By Jessica E. Steele, Pål Roe Sundsøy, Carla Pezzulo, Victor A. Alegana, Tomas J. Bird, Joshua Blumenstock, Johannes Bjelland, Kenth Engø-Monsen, Yves-Alexandre de Montjoye, Asif M. Iqbal, Khandakar N. Hadiuzzaman, Xin Lu, Erik Wetter, Andrew J. Tatem, and Linus Bengtsson.

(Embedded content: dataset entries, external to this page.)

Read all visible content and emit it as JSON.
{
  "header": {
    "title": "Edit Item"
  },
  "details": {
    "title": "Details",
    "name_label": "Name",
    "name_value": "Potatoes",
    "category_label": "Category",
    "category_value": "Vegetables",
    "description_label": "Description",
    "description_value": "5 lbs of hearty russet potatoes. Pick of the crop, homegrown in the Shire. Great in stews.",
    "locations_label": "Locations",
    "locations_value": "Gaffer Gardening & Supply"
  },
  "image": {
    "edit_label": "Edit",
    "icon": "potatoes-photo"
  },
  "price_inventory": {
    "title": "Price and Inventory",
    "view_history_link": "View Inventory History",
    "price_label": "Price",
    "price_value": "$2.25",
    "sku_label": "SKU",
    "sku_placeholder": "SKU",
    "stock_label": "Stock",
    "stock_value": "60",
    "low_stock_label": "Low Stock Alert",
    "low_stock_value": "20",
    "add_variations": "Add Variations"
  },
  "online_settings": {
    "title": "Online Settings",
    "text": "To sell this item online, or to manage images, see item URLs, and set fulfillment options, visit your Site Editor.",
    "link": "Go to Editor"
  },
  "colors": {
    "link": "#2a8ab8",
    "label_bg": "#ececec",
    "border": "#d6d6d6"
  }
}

Poverty is one of the most important determinants of adverse health outcomes globally, a major cause of societal instability and one of the largest causes of lost human potential. Traditional approaches to measuring and targeting poverty rely heavily on census data, which in most low- and middle-income countries (LMICs) are unavailable or out-of-date. Alternate measures are needed to complement and update estimates between censuses. This study demonstrates how public and private data sources that are commonly available for LMICs can be used to provide novel insight into the spatial distribution of poverty. We evaluate the relative value of modelling three traditional poverty measures using aggregate data from mobile operators and widely available geospatial data. Taken together, models combining these data sources provide the best predictive power (highest r2 = 0.78) and lowest error, but generally models employing mobile data only yield comparable results, offering the potential to measure poverty more frequently and at finer granularity. Stratifying models into urban and rural areas highlights the advantage of using mobile data in urban areas and different data in different contexts. The findings indicate the possibility to estimate and continually monitor poverty rates at high spatial resolution in countries with limited capacity to support traditional methods of data collection.